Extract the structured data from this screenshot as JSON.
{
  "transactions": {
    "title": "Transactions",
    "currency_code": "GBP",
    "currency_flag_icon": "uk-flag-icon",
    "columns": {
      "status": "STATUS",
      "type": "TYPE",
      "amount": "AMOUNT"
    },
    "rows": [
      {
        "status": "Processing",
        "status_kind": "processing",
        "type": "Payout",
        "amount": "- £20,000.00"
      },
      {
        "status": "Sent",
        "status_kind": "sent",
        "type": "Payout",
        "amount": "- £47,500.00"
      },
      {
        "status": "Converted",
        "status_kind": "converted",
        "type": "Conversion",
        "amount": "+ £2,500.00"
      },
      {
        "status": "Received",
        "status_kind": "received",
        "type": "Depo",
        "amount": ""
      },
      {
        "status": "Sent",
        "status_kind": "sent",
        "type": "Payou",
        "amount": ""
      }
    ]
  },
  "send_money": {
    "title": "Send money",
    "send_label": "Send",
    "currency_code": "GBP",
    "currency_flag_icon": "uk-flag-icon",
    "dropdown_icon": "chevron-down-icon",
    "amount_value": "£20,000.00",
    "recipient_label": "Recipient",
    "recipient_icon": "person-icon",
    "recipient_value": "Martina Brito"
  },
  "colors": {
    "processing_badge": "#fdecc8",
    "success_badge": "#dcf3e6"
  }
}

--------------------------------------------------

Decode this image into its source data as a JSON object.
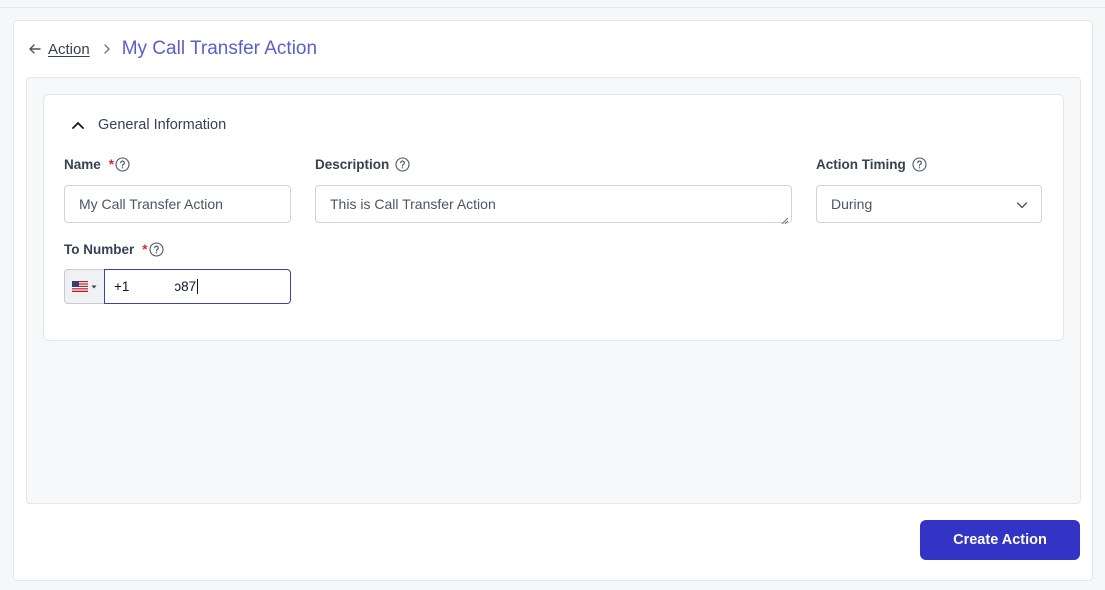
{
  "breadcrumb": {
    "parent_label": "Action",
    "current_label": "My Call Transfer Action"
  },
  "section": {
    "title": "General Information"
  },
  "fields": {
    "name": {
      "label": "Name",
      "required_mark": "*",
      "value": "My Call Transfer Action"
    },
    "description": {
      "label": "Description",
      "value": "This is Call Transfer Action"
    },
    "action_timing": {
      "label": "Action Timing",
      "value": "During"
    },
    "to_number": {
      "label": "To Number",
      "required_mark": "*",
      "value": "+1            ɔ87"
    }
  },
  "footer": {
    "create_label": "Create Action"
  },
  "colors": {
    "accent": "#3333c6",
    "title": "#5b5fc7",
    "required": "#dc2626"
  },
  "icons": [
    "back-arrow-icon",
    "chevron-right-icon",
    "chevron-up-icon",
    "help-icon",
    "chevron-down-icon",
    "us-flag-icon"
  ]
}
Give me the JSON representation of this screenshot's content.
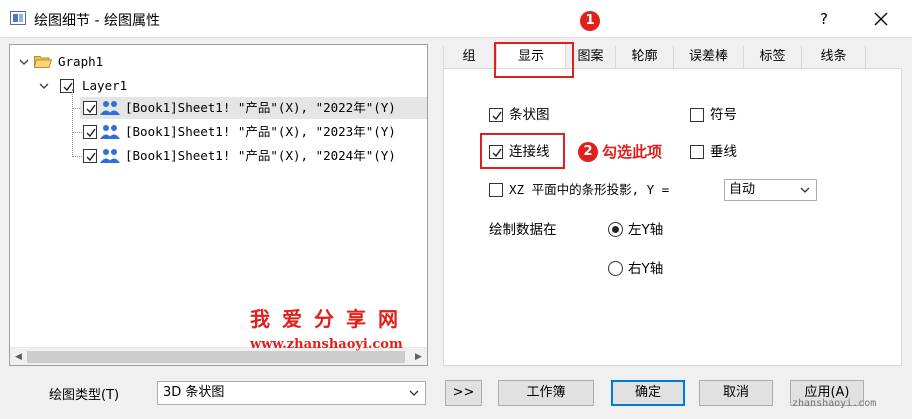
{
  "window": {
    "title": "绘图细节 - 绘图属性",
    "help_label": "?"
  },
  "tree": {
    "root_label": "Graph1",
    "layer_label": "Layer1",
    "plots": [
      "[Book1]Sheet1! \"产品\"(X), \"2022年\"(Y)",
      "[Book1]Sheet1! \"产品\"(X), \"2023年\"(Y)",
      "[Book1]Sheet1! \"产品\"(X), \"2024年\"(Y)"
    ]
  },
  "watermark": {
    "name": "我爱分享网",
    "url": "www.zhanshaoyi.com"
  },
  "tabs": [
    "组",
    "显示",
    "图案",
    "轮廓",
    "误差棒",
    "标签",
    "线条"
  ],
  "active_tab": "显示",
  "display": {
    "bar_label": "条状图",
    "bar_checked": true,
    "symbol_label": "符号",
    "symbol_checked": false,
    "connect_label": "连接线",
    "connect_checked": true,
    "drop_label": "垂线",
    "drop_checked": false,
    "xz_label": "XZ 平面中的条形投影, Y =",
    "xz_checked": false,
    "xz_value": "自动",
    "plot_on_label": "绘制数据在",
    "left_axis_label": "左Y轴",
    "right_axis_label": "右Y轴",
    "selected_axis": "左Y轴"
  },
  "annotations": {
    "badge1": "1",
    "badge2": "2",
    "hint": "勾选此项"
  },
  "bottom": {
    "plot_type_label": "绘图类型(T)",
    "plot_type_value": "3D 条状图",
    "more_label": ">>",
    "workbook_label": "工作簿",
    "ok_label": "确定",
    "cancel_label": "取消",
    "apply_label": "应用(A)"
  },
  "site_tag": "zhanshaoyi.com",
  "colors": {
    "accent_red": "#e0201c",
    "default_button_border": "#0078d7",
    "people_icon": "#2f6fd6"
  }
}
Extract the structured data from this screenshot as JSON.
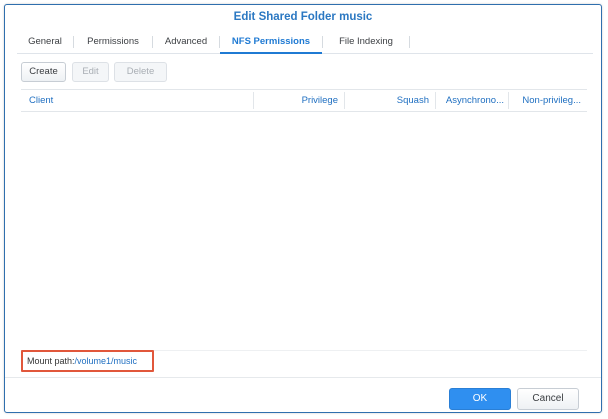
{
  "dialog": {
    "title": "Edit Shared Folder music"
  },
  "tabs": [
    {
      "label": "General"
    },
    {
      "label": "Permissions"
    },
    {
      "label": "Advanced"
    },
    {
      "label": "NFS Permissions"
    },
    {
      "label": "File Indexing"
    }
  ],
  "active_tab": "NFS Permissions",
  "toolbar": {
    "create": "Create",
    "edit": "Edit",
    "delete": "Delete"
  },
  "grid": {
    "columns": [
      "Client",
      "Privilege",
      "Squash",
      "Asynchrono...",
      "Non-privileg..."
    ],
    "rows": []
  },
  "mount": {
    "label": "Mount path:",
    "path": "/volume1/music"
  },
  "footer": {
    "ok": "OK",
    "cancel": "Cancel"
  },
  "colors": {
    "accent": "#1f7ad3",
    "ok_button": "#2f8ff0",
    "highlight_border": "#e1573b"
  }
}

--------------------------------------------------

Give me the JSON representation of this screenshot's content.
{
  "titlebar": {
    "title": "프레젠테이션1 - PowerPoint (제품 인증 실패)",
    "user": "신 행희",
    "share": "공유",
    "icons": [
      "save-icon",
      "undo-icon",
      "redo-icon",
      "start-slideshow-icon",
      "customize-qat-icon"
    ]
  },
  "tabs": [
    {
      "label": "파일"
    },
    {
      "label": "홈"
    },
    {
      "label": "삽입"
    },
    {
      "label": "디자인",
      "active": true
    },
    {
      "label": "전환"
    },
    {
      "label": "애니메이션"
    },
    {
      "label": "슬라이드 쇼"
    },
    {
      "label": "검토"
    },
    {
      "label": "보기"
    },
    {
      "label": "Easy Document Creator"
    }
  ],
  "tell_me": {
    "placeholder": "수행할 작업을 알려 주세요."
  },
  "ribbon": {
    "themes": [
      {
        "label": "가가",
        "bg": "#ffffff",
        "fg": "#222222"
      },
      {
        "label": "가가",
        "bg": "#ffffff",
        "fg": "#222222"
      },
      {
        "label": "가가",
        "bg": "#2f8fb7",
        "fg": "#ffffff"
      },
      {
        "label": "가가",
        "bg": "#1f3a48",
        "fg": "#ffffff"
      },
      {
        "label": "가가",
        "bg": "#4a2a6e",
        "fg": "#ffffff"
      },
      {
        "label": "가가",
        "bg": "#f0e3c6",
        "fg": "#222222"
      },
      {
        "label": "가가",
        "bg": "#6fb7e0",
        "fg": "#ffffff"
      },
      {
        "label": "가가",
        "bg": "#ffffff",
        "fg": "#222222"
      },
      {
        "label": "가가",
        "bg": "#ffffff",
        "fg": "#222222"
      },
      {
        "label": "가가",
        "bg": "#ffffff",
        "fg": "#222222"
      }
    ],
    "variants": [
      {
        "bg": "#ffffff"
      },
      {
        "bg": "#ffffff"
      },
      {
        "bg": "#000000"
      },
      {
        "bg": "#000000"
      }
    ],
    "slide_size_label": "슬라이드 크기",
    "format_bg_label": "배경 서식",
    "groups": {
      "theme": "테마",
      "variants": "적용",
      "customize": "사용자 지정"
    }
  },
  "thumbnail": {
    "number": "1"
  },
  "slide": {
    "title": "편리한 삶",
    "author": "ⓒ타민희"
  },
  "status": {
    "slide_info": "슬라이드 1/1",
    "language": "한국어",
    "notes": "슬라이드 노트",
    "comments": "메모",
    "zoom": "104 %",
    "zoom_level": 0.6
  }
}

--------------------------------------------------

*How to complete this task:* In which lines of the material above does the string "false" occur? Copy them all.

*Output:*
    "symbol_checked": false,
    "drop_checked": false,
    "xz_checked": false,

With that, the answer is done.